I wish I would have believed them when they said, “This too shall pass.” After my son was born, I struggled with postpartum depression. It was a big black hole that I fell into, and slowly climbed my way out of. When you’re in it, it’s so hard to believe that it will pass, but with the right help and with time, most things do.
My daughter was born 10 weeks early and was in the NICU for a month. It was such a hard time in our lives, but with support and time, it passed.
The challenges of life with a newborn, which felt so overwhelming in the moment, they passed too.
Our sweet baby girl recently had surgery for metopic craniosynostosis. She will wear a helmet for a year to help reshape her skull. We’re walking through this challenge right now, and I know it will pass. I try and cling to the hope that just around the bend, the sun will shine.
Thank you, Jessica! What a lovely home and family. I love so much how many times Jessica mentioned “slowing down” and helping kids to do things at their own pace, even though it takes longer. Things always seem to get crazy this time of year as school wraps up, and summer plans are being solidified. It’s a great reminder take your time and be present, especially when kids are small.
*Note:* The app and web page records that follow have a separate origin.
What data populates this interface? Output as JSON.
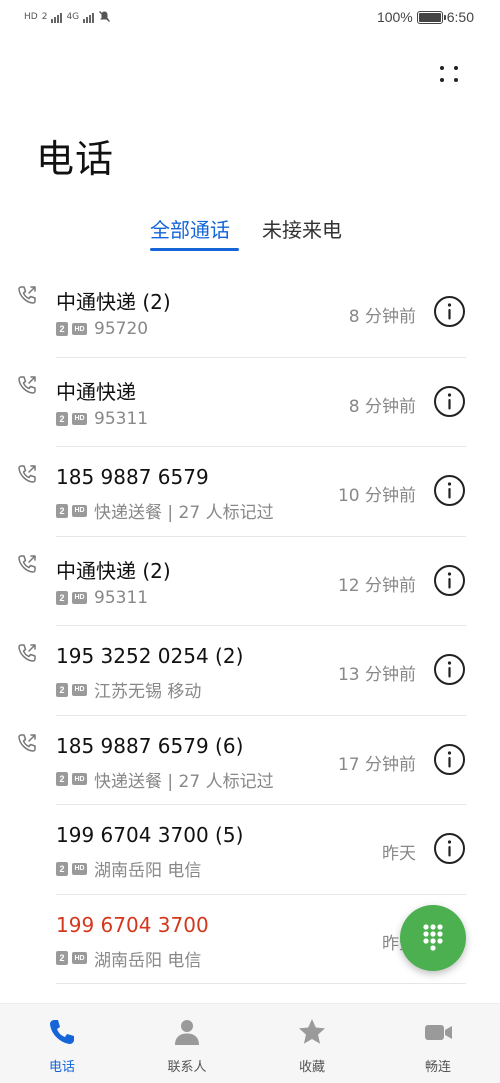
{
  "status_bar": {
    "left_tags": [
      "HD",
      "2",
      "4G"
    ],
    "battery": "100%",
    "time": "6:50"
  },
  "header": {
    "title": "电话",
    "more_icon": "more-vertical-icon"
  },
  "tabs": [
    {
      "label": "全部通话",
      "active": true
    },
    {
      "label": "未接来电",
      "active": false
    }
  ],
  "calls": [
    {
      "name": "中通快递 (2)",
      "sim": "2",
      "hd": "HD",
      "detail": "95720",
      "time": "8 分钟前",
      "missed": false,
      "type_icon": "outgoing-call-icon"
    },
    {
      "name": "中通快递",
      "sim": "2",
      "hd": "HD",
      "detail": "95311",
      "time": "8 分钟前",
      "missed": false,
      "type_icon": "outgoing-call-icon"
    },
    {
      "name": "185 9887 6579",
      "sim": "2",
      "hd": "HD",
      "detail": "快递送餐 | 27 人标记过",
      "time": "10 分钟前",
      "missed": false,
      "type_icon": "outgoing-call-icon"
    },
    {
      "name": "中通快递 (2)",
      "sim": "2",
      "hd": "HD",
      "detail": "95311",
      "time": "12 分钟前",
      "missed": false,
      "type_icon": "outgoing-call-icon"
    },
    {
      "name": "195 3252 0254 (2)",
      "sim": "2",
      "hd": "HD",
      "detail": "江苏无锡 移动",
      "time": "13 分钟前",
      "missed": false,
      "type_icon": "outgoing-call-icon"
    },
    {
      "name": "185 9887 6579 (6)",
      "sim": "2",
      "hd": "HD",
      "detail": "快递送餐 | 27 人标记过",
      "time": "17 分钟前",
      "missed": false,
      "type_icon": "outgoing-call-icon"
    },
    {
      "name": "199 6704 3700 (5)",
      "sim": "2",
      "hd": "HD",
      "detail": "湖南岳阳 电信",
      "time": "昨天",
      "missed": false,
      "type_icon": ""
    },
    {
      "name": "199 6704 3700",
      "sim": "2",
      "hd": "HD",
      "detail": "湖南岳阳 电信",
      "time": "昨天",
      "missed": true,
      "type_icon": ""
    }
  ],
  "fab": {
    "icon": "dialpad-icon"
  },
  "bottom_nav": [
    {
      "label": "电话",
      "icon": "phone-icon",
      "active": true
    },
    {
      "label": "联系人",
      "icon": "contacts-icon",
      "active": false
    },
    {
      "label": "收藏",
      "icon": "star-icon",
      "active": false
    },
    {
      "label": "畅连",
      "icon": "video-call-icon",
      "active": false
    }
  ],
  "colors": {
    "accent": "#1565d8",
    "missed": "#d4381c",
    "fab": "#4cb050",
    "secondary_text": "#888888"
  }
}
And how about that treehouse! Would you dare make such an “outside-of-the-box” design decision? Would you be one of the families that got intimidate about getting the treehouse home, or would you pull out all the stops and make it happen? What would your kids think about it?
Felt Campfire from Hopewell Creek Designs on Etsy
Over the River and Through the Rug from Land of Nod
Indoor Wooden Climbing Dome from Magic Cabin
The Original Learning Tower from Little Partners
You can follow Jessica on Instagram, Facebook, or check out her blog. Photography by Laura Kleffman. Living With Kids is edited by Josh Bingham – you can follow him on Instagram. Would you like to share your home in our Living With Kids series? It’s lots of fun, I promise! Reach out at firstname.lastname@example.org.